(Information begins)
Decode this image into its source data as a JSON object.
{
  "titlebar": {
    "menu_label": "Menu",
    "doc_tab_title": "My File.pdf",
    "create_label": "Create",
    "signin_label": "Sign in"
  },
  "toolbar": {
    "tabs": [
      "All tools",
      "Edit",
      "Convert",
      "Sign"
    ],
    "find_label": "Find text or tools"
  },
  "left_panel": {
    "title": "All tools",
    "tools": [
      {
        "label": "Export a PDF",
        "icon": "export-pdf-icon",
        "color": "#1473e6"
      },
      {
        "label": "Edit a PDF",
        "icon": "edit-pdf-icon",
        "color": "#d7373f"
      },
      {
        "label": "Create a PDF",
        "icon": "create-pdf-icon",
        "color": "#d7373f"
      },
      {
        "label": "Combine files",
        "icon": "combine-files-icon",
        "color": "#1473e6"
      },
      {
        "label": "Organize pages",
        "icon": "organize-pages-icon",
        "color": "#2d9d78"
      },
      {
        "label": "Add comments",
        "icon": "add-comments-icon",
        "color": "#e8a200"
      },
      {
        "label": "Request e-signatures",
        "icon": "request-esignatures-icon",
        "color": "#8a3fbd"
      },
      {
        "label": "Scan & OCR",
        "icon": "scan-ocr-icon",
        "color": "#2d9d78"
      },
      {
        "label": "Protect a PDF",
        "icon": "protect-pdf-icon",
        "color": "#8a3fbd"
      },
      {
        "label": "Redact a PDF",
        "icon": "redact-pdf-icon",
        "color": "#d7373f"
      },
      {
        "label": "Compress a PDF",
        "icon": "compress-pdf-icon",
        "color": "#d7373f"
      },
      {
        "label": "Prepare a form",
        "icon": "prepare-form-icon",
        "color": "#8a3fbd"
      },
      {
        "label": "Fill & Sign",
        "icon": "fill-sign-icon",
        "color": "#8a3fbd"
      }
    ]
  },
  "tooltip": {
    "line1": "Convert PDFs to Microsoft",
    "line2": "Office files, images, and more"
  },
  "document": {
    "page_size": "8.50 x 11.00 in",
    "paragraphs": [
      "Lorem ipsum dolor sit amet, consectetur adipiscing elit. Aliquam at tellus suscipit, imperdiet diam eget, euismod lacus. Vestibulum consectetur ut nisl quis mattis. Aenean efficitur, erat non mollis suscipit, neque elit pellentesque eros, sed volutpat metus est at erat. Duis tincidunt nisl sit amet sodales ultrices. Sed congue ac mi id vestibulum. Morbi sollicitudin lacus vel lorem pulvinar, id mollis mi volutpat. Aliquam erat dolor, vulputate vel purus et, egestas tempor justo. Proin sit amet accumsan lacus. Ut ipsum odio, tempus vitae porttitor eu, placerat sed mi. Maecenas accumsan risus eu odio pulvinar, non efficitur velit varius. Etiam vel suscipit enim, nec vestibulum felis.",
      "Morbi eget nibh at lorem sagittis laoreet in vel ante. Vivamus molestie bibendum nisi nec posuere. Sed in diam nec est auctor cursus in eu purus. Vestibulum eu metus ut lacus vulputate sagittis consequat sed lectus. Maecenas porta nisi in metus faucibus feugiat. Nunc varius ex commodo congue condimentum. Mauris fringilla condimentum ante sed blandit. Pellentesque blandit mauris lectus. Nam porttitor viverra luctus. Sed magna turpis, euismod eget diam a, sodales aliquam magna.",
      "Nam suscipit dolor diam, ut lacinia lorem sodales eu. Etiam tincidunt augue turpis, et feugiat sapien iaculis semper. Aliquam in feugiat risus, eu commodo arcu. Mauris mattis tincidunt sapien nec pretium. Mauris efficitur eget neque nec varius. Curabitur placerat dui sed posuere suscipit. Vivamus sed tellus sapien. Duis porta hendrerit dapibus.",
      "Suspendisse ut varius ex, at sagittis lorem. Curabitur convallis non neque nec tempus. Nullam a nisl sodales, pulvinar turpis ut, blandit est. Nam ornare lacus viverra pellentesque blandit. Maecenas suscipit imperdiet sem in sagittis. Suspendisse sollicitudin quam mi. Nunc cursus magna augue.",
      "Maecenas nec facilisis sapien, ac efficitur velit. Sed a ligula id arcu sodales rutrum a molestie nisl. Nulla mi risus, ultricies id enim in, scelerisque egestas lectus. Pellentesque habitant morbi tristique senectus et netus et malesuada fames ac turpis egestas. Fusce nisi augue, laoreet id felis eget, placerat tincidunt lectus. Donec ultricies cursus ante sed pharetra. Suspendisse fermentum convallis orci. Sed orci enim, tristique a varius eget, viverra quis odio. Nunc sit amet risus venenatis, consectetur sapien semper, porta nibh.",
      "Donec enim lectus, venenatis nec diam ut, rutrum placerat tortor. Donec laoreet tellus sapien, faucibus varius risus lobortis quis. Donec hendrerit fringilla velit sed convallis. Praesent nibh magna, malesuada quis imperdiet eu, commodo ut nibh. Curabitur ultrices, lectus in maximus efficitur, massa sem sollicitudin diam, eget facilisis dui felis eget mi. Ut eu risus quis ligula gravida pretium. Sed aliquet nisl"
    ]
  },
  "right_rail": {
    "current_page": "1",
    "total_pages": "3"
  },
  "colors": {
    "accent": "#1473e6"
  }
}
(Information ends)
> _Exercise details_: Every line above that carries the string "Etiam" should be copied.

> _Solution_:
      "Lorem ipsum dolor sit amet, consectetur adipiscing elit. Aliquam at tellus suscipit, imperdiet diam eget, euismod lacus. Vestibulum consectetur ut nisl quis mattis. Aenean efficitur, erat non mollis suscipit, neque elit pellentesque eros, sed volutpat metus est at erat. Duis tincidunt nisl sit amet sodales ultrices. Sed congue ac mi id vestibulum. Morbi sollicitudin lacus vel lorem pulvinar, id mollis mi volutpat. Aliquam erat dolor, vulputate vel purus et, egestas tempor justo. Proin sit amet accumsan lacus. Ut ipsum odio, tempus vitae porttitor eu, placerat sed mi. Maecenas accumsan risus eu odio pulvinar, non efficitur velit varius. Etiam vel suscipit enim, nec vestibulum felis.",
      "Nam suscipit dolor diam, ut lacinia lorem sodales eu. Etiam tincidunt augue turpis, et feugiat sapien iaculis semper. Aliquam in feugiat risus, eu commodo arcu. Mauris mattis tincidunt sapien nec pretium. Mauris efficitur eget neque nec varius. Curabitur placerat dui sed posuere suscipit. Vivamus sed tellus sapien. Duis porta hendrerit dapibus.",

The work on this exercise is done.